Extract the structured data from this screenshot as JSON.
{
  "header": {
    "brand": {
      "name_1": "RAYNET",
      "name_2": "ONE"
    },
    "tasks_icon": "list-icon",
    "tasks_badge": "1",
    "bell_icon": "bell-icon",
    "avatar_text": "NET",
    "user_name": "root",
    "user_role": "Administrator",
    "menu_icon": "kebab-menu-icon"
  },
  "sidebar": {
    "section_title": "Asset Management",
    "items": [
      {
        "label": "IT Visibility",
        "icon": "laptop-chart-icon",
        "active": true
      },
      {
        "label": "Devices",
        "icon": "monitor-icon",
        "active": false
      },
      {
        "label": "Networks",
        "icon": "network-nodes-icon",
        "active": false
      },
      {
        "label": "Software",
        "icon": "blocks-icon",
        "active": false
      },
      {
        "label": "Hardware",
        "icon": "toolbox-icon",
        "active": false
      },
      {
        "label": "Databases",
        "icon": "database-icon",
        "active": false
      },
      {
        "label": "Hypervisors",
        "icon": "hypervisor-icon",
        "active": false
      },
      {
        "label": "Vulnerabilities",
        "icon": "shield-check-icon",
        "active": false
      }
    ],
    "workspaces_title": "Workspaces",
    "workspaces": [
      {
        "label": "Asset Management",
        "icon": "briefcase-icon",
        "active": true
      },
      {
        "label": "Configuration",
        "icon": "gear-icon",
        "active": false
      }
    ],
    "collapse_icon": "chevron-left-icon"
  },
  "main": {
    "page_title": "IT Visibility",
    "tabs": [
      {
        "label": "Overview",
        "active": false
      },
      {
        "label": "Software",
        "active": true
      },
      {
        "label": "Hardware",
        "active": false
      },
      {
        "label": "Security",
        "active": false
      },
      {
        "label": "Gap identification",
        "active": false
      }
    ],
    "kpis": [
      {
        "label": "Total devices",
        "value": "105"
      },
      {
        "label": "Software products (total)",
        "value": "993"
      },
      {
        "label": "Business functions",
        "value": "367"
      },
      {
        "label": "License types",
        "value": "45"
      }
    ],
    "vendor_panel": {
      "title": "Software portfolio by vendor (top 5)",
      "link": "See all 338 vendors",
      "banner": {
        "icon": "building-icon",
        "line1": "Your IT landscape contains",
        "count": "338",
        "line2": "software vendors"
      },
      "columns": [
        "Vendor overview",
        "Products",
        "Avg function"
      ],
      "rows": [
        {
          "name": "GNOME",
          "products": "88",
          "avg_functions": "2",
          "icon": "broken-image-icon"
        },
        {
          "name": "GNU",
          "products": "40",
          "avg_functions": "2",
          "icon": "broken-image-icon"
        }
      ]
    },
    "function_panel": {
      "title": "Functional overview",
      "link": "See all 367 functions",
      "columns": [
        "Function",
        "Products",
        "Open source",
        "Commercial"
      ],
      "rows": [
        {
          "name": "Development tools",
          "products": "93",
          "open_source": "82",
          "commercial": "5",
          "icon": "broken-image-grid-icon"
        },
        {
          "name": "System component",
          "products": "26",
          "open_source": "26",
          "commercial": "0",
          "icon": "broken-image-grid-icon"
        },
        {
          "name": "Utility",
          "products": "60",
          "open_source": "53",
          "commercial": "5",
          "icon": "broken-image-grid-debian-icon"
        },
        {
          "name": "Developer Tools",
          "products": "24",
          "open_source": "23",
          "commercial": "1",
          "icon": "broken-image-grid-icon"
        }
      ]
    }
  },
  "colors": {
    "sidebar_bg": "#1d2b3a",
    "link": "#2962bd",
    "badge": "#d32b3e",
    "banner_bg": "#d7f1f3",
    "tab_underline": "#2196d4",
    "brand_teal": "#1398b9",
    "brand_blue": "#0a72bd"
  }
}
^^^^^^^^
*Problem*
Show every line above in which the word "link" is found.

*Answer*
      "link": "See all 338 vendors",
      "link": "See all 367 functions",
    "link": "#2962bd",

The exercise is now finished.